EXERCISE DETAILS:
The reply should hold every line of the data below, unchanged, and none of the pictures.

Interface dataset entries
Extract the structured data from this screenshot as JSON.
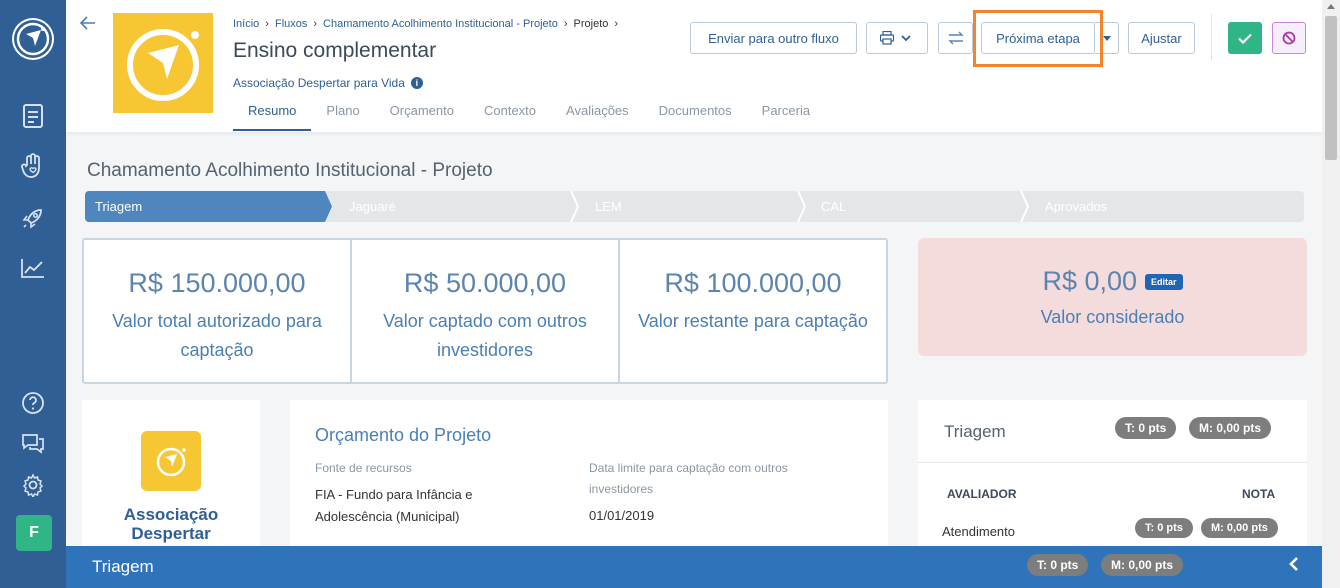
{
  "breadcrumb": [
    "Início",
    "Fluxos",
    "Chamamento Acolhimento Institucional - Projeto",
    "Projeto"
  ],
  "breadcrumb_sep": "›",
  "page": {
    "title": "Ensino complementar",
    "org": "Associação Despertar para Vida",
    "info": "i"
  },
  "tabs": [
    "Resumo",
    "Plano",
    "Orçamento",
    "Contexto",
    "Avaliações",
    "Documentos",
    "Parceria"
  ],
  "actions": {
    "send": "Enviar para outro fluxo",
    "next": "Próxima etapa",
    "adjust": "Ajustar"
  },
  "section": {
    "title": "Chamamento Acolhimento Institucional - Projeto"
  },
  "steps": [
    "Triagem",
    "Jaguaré",
    "LEM",
    "CAL",
    "Aprovados"
  ],
  "stats": [
    {
      "value": "R$ 150.000,00",
      "label": "Valor total autorizado para captação"
    },
    {
      "value": "R$ 50.000,00",
      "label": "Valor captado com outros investidores"
    },
    {
      "value": "R$ 100.000,00",
      "label": "Valor restante para captação"
    }
  ],
  "considered": {
    "value": "R$ 0,00",
    "edit": "Editar",
    "label": "Valor considerado"
  },
  "org_card": {
    "name": "Associação Despertar"
  },
  "budget": {
    "title": "Orçamento do Projeto",
    "source_label": "Fonte de recursos",
    "source_value": "FIA - Fundo para Infância e Adolescência (Municipal)",
    "deadline_label": "Data limite para captação com outros investidores",
    "deadline_value": "01/01/2019"
  },
  "triage": {
    "title": "Triagem",
    "t": "T: 0 pts",
    "m": "M: 0,00 pts",
    "col_evaluator": "AVALIADOR",
    "col_grade": "NOTA",
    "row": {
      "label": "Atendimento",
      "t": "T: 0 pts",
      "m": "M: 0,00 pts"
    }
  },
  "footer": {
    "title": "Triagem",
    "t": "T: 0 pts",
    "m": "M: 0,00 pts"
  },
  "sidebar_avatar": "F",
  "colors": {
    "primary": "#2f5f95",
    "accent": "#f6c633",
    "success": "#2fb586",
    "highlight": "#f2842c"
  }
}
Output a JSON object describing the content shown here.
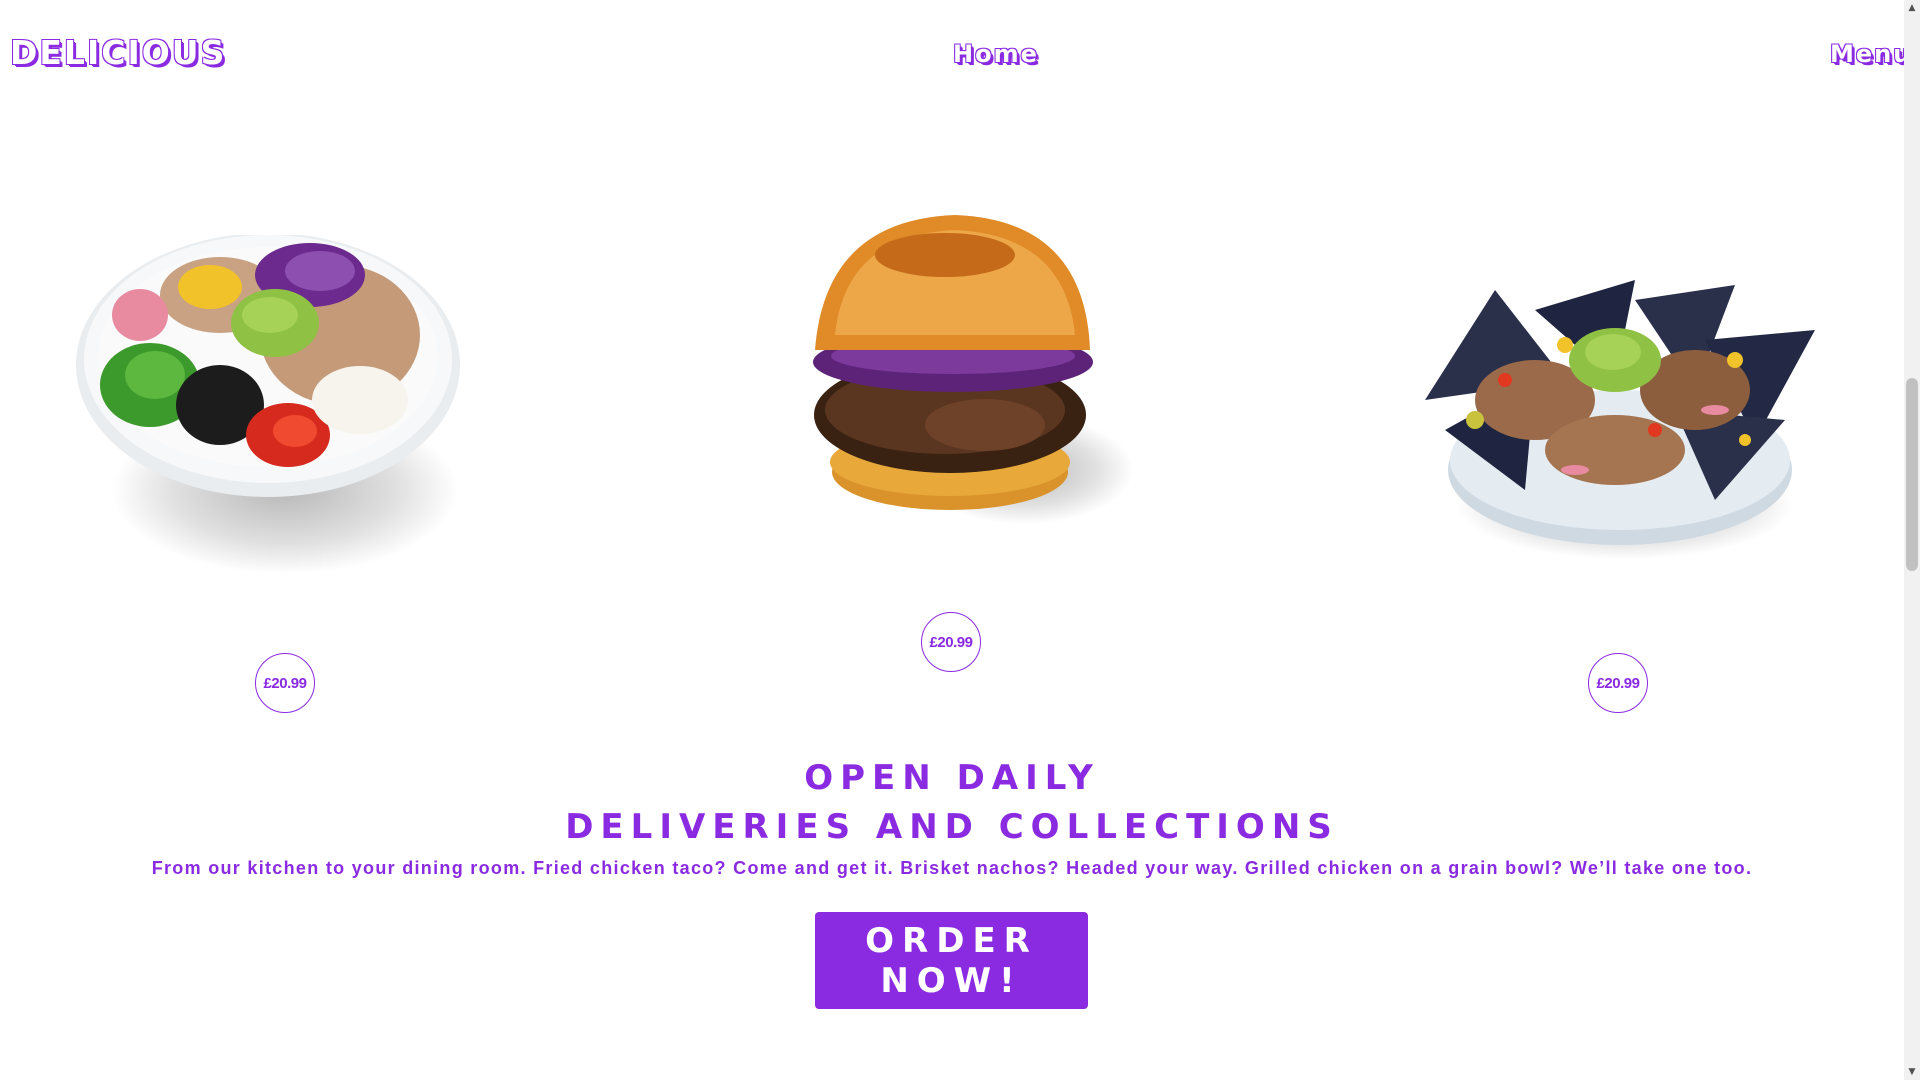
{
  "nav": {
    "logo": "DELICIOUS",
    "home": "Home",
    "menu": "Menu"
  },
  "products": [
    {
      "name": "grain-bowl",
      "price": "£20.99"
    },
    {
      "name": "brisket-burger",
      "price": "£20.99"
    },
    {
      "name": "brisket-nachos",
      "price": "£20.99"
    }
  ],
  "info": {
    "heading1": "OPEN DAILY",
    "heading2": "DELIVERIES AND COLLECTIONS",
    "description": "From our kitchen to your dining room. Fried chicken taco? Come and get it. Brisket nachos? Headed your way. Grilled chicken on a grain bowl? We’ll take one too.",
    "order_button": "ORDER NOW!"
  },
  "colors": {
    "accent": "#8a2be2",
    "background": "#ffffff"
  },
  "icons": {
    "scroll_up": "triangle-up-icon",
    "scroll_down": "triangle-down-icon"
  }
}
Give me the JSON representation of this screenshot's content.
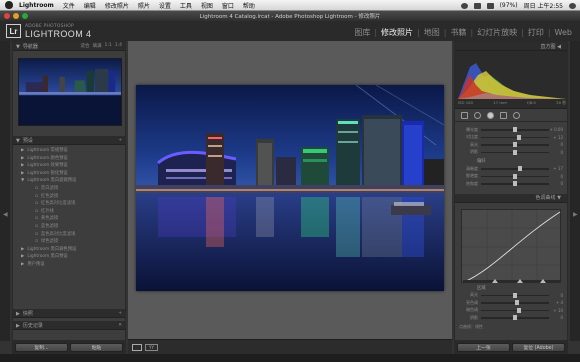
{
  "menubar": {
    "app_name": "Lightroom",
    "items": [
      "文件",
      "编辑",
      "修改照片",
      "照片",
      "设置",
      "工具",
      "视图",
      "窗口",
      "帮助"
    ],
    "right_status": "(97%)",
    "clock": "周日 上午2:55"
  },
  "window": {
    "title": "Lightroom 4 Catalog.lrcat - Adobe Photoshop Lightroom - 修改照片"
  },
  "identity": {
    "logo": "Lr",
    "subtitle": "ADOBE PHOTOSHOP",
    "name": "LIGHTROOM 4"
  },
  "modules": {
    "items": [
      "图库",
      "修改照片",
      "地图",
      "书籍",
      "幻灯片放映",
      "打印",
      "Web"
    ],
    "active_index": 1
  },
  "left_panel": {
    "navigator_label": "导航器",
    "zoom_options": [
      "适合",
      "填满",
      "1:1",
      "1:4"
    ],
    "presets_label": "预设",
    "presets": [
      {
        "label": "Lightroom 常规预设",
        "child": false
      },
      {
        "label": "Lightroom 颜色预设",
        "child": false
      },
      {
        "label": "Lightroom 效果预设",
        "child": false
      },
      {
        "label": "Lightroom 锐化预设",
        "child": false
      },
      {
        "label": "Lightroom 黑白滤镜预设",
        "child": false
      },
      {
        "label": "黑白滤镜",
        "child": true
      },
      {
        "label": "红色滤镜",
        "child": true
      },
      {
        "label": "红色高对比度滤镜",
        "child": true
      },
      {
        "label": "红外线",
        "child": true
      },
      {
        "label": "黄色滤镜",
        "child": true
      },
      {
        "label": "蓝色滤镜",
        "child": true
      },
      {
        "label": "蓝色高对比度滤镜",
        "child": true
      },
      {
        "label": "绿色滤镜",
        "child": true
      },
      {
        "label": "Lightroom 黑白调色预设",
        "child": false
      },
      {
        "label": "Lightroom 黑白预设",
        "child": false
      },
      {
        "label": "用户预设",
        "child": false
      }
    ],
    "snapshots_label": "快照",
    "history_label": "历史记录",
    "copy_button": "复制...",
    "paste_button": "粘贴"
  },
  "right_panel": {
    "histogram_label": "直方图",
    "histogram_info": [
      "ISO 100",
      "17 mm",
      "f/8.0",
      "30 秒"
    ],
    "basic_sliders": [
      {
        "label": "曝光度",
        "value": "+ 0.00",
        "pos": 0.5
      },
      {
        "label": "对比度",
        "value": "+ 12",
        "pos": 0.56
      },
      {
        "label": "高光",
        "value": "0",
        "pos": 0.5
      },
      {
        "label": "阴影",
        "value": "0",
        "pos": 0.5
      }
    ],
    "presence_label": "偏好",
    "presence_sliders": [
      {
        "label": "清晰度",
        "value": "+ 17",
        "pos": 0.58
      },
      {
        "label": "鲜艳度",
        "value": "0",
        "pos": 0.5
      },
      {
        "label": "饱和度",
        "value": "0",
        "pos": 0.5
      }
    ],
    "tone_curve_label": "色调曲线",
    "region_label": "区域",
    "curve_sliders": [
      {
        "label": "高光",
        "value": "0",
        "pos": 0.5
      },
      {
        "label": "亮色调",
        "value": "+ 4",
        "pos": 0.53
      },
      {
        "label": "暗色调",
        "value": "+ 10",
        "pos": 0.56
      },
      {
        "label": "阴影",
        "value": "0",
        "pos": 0.5
      }
    ],
    "point_curve_label": "点曲线：线性",
    "prev_button": "上一张",
    "reset_button": "复位 (Adobe)"
  },
  "histogram_colors": {
    "red": "#c8322a",
    "yellow": "#d8c43a",
    "green": "#3aa040",
    "blue": "#3a5ad0",
    "gray": "#9a9a9a"
  }
}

ANSWER TO THE PROBLEM:
Extract the structured data from this screenshot as JSON.
{
  "breadcrumb": [
    "Início",
    "Fluxos",
    "Chamamento Acolhimento Institucional - Projeto",
    "Projeto"
  ],
  "breadcrumb_sep": "›",
  "page": {
    "title": "Ensino complementar",
    "org": "Associação Despertar para Vida",
    "info": "i"
  },
  "tabs": [
    "Resumo",
    "Plano",
    "Orçamento",
    "Contexto",
    "Avaliações",
    "Documentos",
    "Parceria"
  ],
  "actions": {
    "send": "Enviar para outro fluxo",
    "next": "Próxima etapa",
    "adjust": "Ajustar"
  },
  "section": {
    "title": "Chamamento Acolhimento Institucional - Projeto"
  },
  "steps": [
    "Triagem",
    "Jaguaré",
    "LEM",
    "CAL",
    "Aprovados"
  ],
  "stats": [
    {
      "value": "R$ 150.000,00",
      "label": "Valor total autorizado para captação"
    },
    {
      "value": "R$ 50.000,00",
      "label": "Valor captado com outros investidores"
    },
    {
      "value": "R$ 100.000,00",
      "label": "Valor restante para captação"
    }
  ],
  "considered": {
    "value": "R$ 0,00",
    "edit": "Editar",
    "label": "Valor considerado"
  },
  "org_card": {
    "name": "Associação Despertar"
  },
  "budget": {
    "title": "Orçamento do Projeto",
    "source_label": "Fonte de recursos",
    "source_value": "FIA - Fundo para Infância e Adolescência (Municipal)",
    "deadline_label": "Data limite para captação com outros investidores",
    "deadline_value": "01/01/2019"
  },
  "triage": {
    "title": "Triagem",
    "t": "T: 0 pts",
    "m": "M: 0,00 pts",
    "col_evaluator": "AVALIADOR",
    "col_grade": "NOTA",
    "row": {
      "label": "Atendimento",
      "t": "T: 0 pts",
      "m": "M: 0,00 pts"
    }
  },
  "footer": {
    "title": "Triagem",
    "t": "T: 0 pts",
    "m": "M: 0,00 pts"
  },
  "sidebar_avatar": "F",
  "colors": {
    "primary": "#2f5f95",
    "accent": "#f6c633",
    "success": "#2fb586",
    "highlight": "#f2842c"
  }
}
Output a JSON object describing the content shown here.
{
  "nav": {
    "logo": "DELICIOUS",
    "home": "Home",
    "menu": "Menu"
  },
  "products": [
    {
      "name": "grain-bowl",
      "price": "£20.99"
    },
    {
      "name": "brisket-burger",
      "price": "£20.99"
    },
    {
      "name": "brisket-nachos",
      "price": "£20.99"
    }
  ],
  "info": {
    "heading1": "OPEN DAILY",
    "heading2": "DELIVERIES AND COLLECTIONS",
    "description": "From our kitchen to your dining room. Fried chicken taco? Come and get it. Brisket nachos? Headed your way. Grilled chicken on a grain bowl? We’ll take one too.",
    "order_button": "ORDER NOW!"
  },
  "colors": {
    "accent": "#8a2be2",
    "background": "#ffffff"
  },
  "icons": {
    "scroll_up": "triangle-up-icon",
    "scroll_down": "triangle-down-icon"
  }
}
Give me the JSON representation of this screenshot's content.
{
  "menubar": {
    "app_name": "Lightroom",
    "items": [
      "文件",
      "编辑",
      "修改照片",
      "照片",
      "设置",
      "工具",
      "视图",
      "窗口",
      "帮助"
    ],
    "right_status": "(97%)",
    "clock": "周日 上午2:55"
  },
  "window": {
    "title": "Lightroom 4 Catalog.lrcat - Adobe Photoshop Lightroom - 修改照片"
  },
  "identity": {
    "logo": "Lr",
    "subtitle": "ADOBE PHOTOSHOP",
    "name": "LIGHTROOM 4"
  },
  "modules": {
    "items": [
      "图库",
      "修改照片",
      "地图",
      "书籍",
      "幻灯片放映",
      "打印",
      "Web"
    ],
    "active_index": 1
  },
  "left_panel": {
    "navigator_label": "导航器",
    "zoom_options": [
      "适合",
      "填满",
      "1:1",
      "1:4"
    ],
    "presets_label": "预设",
    "presets": [
      {
        "label": "Lightroom 常规预设",
        "child": false
      },
      {
        "label": "Lightroom 颜色预设",
        "child": false
      },
      {
        "label": "Lightroom 效果预设",
        "child": false
      },
      {
        "label": "Lightroom 锐化预设",
        "child": false
      },
      {
        "label": "Lightroom 黑白滤镜预设",
        "child": false
      },
      {
        "label": "黑白滤镜",
        "child": true
      },
      {
        "label": "红色滤镜",
        "child": true
      },
      {
        "label": "红色高对比度滤镜",
        "child": true
      },
      {
        "label": "红外线",
        "child": true
      },
      {
        "label": "黄色滤镜",
        "child": true
      },
      {
        "label": "蓝色滤镜",
        "child": true
      },
      {
        "label": "蓝色高对比度滤镜",
        "child": true
      },
      {
        "label": "绿色滤镜",
        "child": true
      },
      {
        "label": "Lightroom 黑白调色预设",
        "child": false
      },
      {
        "label": "Lightroom 黑白预设",
        "child": false
      },
      {
        "label": "用户预设",
        "child": false
      }
    ],
    "snapshots_label": "快照",
    "history_label": "历史记录",
    "copy_button": "复制...",
    "paste_button": "粘贴"
  },
  "right_panel": {
    "histogram_label": "直方图",
    "histogram_info": [
      "ISO 100",
      "17 mm",
      "f/8.0",
      "30 秒"
    ],
    "basic_sliders": [
      {
        "label": "曝光度",
        "value": "+ 0.00",
        "pos": 0.5
      },
      {
        "label": "对比度",
        "value": "+ 12",
        "pos": 0.56
      },
      {
        "label": "高光",
        "value": "0",
        "pos": 0.5
      },
      {
        "label": "阴影",
        "value": "0",
        "pos": 0.5
      }
    ],
    "presence_label": "偏好",
    "presence_sliders": [
      {
        "label": "清晰度",
        "value": "+ 17",
        "pos": 0.58
      },
      {
        "label": "鲜艳度",
        "value": "0",
        "pos": 0.5
      },
      {
        "label": "饱和度",
        "value": "0",
        "pos": 0.5
      }
    ],
    "tone_curve_label": "色调曲线",
    "region_label": "区域",
    "curve_sliders": [
      {
        "label": "高光",
        "value": "0",
        "pos": 0.5
      },
      {
        "label": "亮色调",
        "value": "+ 4",
        "pos": 0.53
      },
      {
        "label": "暗色调",
        "value": "+ 10",
        "pos": 0.56
      },
      {
        "label": "阴影",
        "value": "0",
        "pos": 0.5
      }
    ],
    "point_curve_label": "点曲线：线性",
    "prev_button": "上一张",
    "reset_button": "复位 (Adobe)"
  },
  "histogram_colors": {
    "red": "#c8322a",
    "yellow": "#d8c43a",
    "green": "#3aa040",
    "blue": "#3a5ad0",
    "gray": "#9a9a9a"
  }
}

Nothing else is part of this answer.